Russian Airliner Crashes, Casualties Unclear

A Russian airliner carrying at least 49 people crashed and caught fire Wednesday while trying to land near an oil port along the Arctic coast, and there were conflicting reports about the number of casualties.

Russia's Transport Ministry said everyone on board was killed, but a local official with the Emergency Situations Ministry said at least 17 people survived, with some using satellite phones to call authorities.

The An-24 turboprop aircraft (search) was carrying 45 passengers and four crew members when it crashed near Varandei in the Nenets autonomous region (search) along Russia's Arctic coast, said Russia Transport Ministry spokesman Timur Khikmatov. All on board were killed, Khikmatov said.

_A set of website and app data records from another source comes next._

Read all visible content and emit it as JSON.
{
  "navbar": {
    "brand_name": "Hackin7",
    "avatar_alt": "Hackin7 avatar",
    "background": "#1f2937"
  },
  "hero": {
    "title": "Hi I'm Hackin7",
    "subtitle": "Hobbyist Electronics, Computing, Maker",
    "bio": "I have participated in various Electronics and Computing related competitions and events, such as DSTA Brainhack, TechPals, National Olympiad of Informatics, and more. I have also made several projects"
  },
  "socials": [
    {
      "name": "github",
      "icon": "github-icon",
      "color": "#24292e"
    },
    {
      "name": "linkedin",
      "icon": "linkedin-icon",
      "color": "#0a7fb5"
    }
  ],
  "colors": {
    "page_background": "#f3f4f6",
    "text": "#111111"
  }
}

But a spokesman for the local branch of Russia's Emergency Situations Ministry said in a telephone interview that between 17 and 23 people survived the crash, and some of them contacted the authorities on a satellite phone.

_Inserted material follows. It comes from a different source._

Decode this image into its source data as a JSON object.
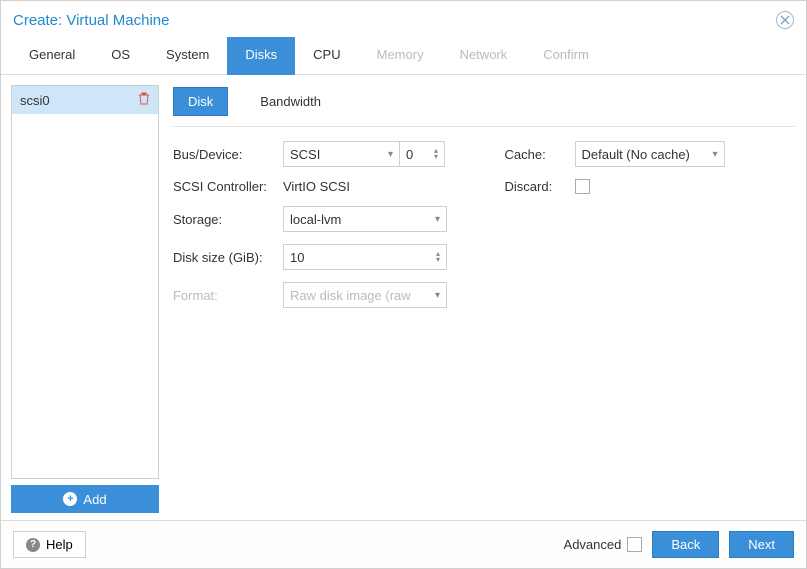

Several rescue aircraft landed in the area to help the survivors, the spokesman said on condition of anonymity.

The plane departed from the city of Ufa (search) in southern Siberia and made several stopovers on its way to Varandei (search), about 1,110 miles northeast of Moscow, Khikmatov said.

The two-engine aircraft banked and crashed while making a final approach to landing, said Nail Gabdulin, spokesman for Russia's Emergency Situations Ministry.

The An-24 is a Soviet-designed turboprop airliner built in the 1960s for short and medium-length trips. Hundreds are still in service with airlines in Russia and other former Soviet republics.

Russia's Lukoil (search) oil company is currently upgrading the Varandei port on the Arctic Pechora Sea.

Lukoil and U.S. oil company ConocoPhillips have established a joint venture, Rusco, to develop the oil-rich fields in the Timan-Pechora region with the intention of ultimately shipping crude to the United States from Varandei.

A spokesman for Lukoil had no immediate comment.